My friend Rob Dudek will do a fantastic job in this space, taking our fantasy basketball coverage in a new direction, as he has for the first seven weeks of the NFL season. His analytical skill has paid off in daily fantasy sports and poker, not to mention his annoying success as my opponent in traditional leagues. If you like winning, read his stuff.
Fantasy advice is impossible to provide without context. The “standard” Roto or Head-to-Head league is 156 players deep. At Rotoworld, Steve Alexander has a summary of the first 210 players selected in a 12-round, 30-team draft. I play in one 280-deep league and another that begins with 320 players owned.

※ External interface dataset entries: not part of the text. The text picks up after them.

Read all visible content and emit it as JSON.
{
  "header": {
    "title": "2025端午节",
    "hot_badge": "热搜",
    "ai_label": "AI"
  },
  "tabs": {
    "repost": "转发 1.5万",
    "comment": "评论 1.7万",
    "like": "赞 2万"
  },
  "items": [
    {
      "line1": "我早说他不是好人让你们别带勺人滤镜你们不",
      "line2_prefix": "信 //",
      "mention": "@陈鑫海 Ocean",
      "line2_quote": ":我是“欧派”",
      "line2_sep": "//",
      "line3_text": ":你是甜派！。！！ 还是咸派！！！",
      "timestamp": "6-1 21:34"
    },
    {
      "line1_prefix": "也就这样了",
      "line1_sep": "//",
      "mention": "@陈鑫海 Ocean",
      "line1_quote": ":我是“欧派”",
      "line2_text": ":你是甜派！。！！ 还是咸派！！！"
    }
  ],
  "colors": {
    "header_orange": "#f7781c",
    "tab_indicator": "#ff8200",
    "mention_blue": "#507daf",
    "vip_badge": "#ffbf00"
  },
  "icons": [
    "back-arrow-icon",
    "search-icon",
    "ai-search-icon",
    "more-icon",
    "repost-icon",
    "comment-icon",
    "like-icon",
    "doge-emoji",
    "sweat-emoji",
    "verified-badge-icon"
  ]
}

Depending on the settings, you may be concerned only with those top 156 players, or even fewer. Making a draft list in that scenario is more like splitting hairs, as every roster spot will provide value. There will always be decent free agents to consider.

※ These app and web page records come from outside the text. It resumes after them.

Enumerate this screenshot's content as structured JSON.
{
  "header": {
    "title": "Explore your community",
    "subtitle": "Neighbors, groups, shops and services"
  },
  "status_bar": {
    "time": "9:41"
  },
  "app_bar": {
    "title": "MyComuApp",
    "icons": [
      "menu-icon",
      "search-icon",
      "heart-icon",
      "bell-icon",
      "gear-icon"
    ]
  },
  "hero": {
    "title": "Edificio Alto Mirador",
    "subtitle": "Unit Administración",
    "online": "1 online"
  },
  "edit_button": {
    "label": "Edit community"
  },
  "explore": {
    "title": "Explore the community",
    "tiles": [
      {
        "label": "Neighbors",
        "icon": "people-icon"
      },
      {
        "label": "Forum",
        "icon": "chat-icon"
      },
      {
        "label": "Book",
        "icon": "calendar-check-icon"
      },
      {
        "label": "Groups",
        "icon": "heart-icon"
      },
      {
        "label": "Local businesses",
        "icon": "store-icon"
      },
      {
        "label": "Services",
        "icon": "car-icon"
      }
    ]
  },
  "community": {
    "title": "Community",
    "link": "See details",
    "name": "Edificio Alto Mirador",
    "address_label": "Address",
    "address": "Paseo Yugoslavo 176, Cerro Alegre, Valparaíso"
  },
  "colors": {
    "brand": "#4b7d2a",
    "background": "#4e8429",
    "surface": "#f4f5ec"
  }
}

The deeper the league, the greater the challenge, both at the draft — getting some production from late-round picks — and during the season, where the FA pool will be extremely shallow.
If you are experienced at fantasy hoops but have not checked out the daily version, you should. DraftStreet offers NBA leagues that last one night. In the Salary Cap format, each player has a salary, you have a $100,000 limit and eight roster spots to fill. Lebron James costs $22,490 on opening night and at the opposite end of the scale is a $3,500 floor.
After your traditional drafts (my big one is tonight) put all that knowledge to work. Join a $2 contest on October 29 and you could win $360 by finishing with the highest fantasy points score. There are 99 other cash prizes for a total guaranteed payout of $2,000: second gets $240, third $180 and so on.
The biggest difference between season-long Roto or H2H and the daily game is what constitutes value. It’s one thing to rank the best players over 82 games, another to predict what they will do on a given night. Nobody is better than Rob Dudek at weighing probabilities against the cap to find DraftStreet sleepers.
Players to Target
Everything depends on your draft position early on, and “best available” is the only strategy. Guys who are moving up my list include Derrick Rose, Serge Ibaka and Kawhi Leonard. Among others whose ADP (average draft position) is lower than my ranking are Mike Conley, Kemba Walker and Jrue Holiday, because point guard is the scarcest position — if you don’t have a good one after the first 60 picks, be prepared to overpay for whatever is left. Two big men and a PG with my first three picks would be ideal, as there are decent enough options at SG and SF in the middle rounds.